- WHAT THIS TASK INVOLVES
What lines in the records below include the word "options"? Return each one.

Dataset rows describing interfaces

※

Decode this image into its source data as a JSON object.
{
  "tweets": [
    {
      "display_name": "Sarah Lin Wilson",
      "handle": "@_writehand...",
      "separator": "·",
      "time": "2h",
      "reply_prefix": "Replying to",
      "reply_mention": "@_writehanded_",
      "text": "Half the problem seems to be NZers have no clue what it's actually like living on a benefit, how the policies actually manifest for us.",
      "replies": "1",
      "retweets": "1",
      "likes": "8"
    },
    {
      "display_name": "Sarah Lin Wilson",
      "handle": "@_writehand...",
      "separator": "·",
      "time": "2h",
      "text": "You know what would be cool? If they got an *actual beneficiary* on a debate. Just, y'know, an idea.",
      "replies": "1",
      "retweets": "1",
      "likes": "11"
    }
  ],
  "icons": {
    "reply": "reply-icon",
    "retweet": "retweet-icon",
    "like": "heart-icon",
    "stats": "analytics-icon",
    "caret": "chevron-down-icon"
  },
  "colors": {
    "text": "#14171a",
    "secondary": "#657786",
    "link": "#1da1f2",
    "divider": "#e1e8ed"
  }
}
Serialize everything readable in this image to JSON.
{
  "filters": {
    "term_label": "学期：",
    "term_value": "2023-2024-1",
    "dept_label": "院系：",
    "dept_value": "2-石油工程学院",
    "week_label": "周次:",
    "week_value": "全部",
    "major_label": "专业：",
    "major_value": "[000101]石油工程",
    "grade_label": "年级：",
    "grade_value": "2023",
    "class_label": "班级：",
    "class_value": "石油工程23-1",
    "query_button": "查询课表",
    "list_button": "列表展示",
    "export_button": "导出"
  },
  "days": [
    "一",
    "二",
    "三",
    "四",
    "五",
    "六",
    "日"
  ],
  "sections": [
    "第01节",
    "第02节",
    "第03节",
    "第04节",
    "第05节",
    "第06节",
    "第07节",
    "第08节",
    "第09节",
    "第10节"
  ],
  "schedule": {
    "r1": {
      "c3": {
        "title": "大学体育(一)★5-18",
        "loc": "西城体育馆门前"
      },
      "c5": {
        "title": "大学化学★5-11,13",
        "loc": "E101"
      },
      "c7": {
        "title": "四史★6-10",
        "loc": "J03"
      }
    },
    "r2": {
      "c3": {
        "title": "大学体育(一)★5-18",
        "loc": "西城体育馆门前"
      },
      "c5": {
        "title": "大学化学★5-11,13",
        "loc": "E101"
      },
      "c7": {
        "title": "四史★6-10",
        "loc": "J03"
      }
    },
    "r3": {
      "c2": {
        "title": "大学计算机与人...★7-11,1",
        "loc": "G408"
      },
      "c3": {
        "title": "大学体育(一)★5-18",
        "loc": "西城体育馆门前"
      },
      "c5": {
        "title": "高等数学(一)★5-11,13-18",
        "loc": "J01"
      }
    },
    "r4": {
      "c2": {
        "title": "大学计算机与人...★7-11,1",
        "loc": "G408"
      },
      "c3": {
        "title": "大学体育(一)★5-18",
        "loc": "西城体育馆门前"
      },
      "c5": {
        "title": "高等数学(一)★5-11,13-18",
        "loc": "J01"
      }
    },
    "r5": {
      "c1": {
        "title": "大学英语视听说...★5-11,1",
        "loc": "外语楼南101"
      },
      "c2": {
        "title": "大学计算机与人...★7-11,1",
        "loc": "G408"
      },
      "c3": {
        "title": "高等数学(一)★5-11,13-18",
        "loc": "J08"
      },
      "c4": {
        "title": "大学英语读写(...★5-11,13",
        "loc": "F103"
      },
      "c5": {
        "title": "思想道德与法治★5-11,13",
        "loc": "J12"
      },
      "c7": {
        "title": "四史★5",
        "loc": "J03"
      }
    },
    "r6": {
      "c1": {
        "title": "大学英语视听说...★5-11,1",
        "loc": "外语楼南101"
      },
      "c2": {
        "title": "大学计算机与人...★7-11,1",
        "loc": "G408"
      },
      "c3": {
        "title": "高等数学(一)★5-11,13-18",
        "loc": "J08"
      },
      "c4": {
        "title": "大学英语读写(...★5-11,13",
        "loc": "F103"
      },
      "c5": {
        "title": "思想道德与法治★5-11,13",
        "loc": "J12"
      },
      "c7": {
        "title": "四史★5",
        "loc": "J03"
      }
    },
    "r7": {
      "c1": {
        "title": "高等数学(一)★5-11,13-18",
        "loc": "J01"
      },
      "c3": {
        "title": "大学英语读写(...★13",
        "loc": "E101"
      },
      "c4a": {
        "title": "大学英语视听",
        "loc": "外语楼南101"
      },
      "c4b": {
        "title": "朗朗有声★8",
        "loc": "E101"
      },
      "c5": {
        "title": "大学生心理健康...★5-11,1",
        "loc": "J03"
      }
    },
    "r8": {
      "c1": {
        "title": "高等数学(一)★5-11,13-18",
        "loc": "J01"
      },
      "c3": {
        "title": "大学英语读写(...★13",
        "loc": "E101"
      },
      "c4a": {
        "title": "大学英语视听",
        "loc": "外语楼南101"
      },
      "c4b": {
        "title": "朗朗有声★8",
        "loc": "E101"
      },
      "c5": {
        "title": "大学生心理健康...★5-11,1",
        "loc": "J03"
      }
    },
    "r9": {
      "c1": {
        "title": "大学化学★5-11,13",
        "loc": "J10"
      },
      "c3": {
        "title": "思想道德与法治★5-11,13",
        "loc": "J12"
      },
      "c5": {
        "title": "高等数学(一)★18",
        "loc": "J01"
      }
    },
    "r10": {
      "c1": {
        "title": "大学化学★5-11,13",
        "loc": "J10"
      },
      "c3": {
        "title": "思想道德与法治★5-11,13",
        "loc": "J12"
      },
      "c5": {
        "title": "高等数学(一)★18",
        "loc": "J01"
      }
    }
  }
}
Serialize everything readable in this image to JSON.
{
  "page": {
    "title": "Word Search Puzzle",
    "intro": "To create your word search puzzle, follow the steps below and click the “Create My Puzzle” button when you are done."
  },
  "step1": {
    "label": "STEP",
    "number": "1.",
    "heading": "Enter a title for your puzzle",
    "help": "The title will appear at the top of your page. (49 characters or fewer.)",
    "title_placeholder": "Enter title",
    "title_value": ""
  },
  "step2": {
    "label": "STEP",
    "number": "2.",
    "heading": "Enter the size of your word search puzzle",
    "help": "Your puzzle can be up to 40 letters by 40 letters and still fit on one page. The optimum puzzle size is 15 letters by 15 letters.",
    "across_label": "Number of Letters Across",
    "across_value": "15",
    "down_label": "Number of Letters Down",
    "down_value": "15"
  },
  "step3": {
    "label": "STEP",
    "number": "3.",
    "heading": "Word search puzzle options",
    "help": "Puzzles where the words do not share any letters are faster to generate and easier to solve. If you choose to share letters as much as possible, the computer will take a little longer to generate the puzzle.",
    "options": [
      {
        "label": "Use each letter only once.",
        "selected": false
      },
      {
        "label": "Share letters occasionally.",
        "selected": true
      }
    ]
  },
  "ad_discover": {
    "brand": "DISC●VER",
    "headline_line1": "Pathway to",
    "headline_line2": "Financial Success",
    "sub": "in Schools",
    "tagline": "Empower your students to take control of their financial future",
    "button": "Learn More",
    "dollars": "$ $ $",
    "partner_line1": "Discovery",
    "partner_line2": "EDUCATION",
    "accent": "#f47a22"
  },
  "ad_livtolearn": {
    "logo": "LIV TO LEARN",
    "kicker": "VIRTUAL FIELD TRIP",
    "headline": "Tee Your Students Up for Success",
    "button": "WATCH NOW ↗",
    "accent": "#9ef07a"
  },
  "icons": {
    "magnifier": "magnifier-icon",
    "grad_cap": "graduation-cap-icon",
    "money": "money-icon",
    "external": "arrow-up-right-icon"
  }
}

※

- EXERCISE ANSWER
    "heading": "Word search puzzle options",
    "options": [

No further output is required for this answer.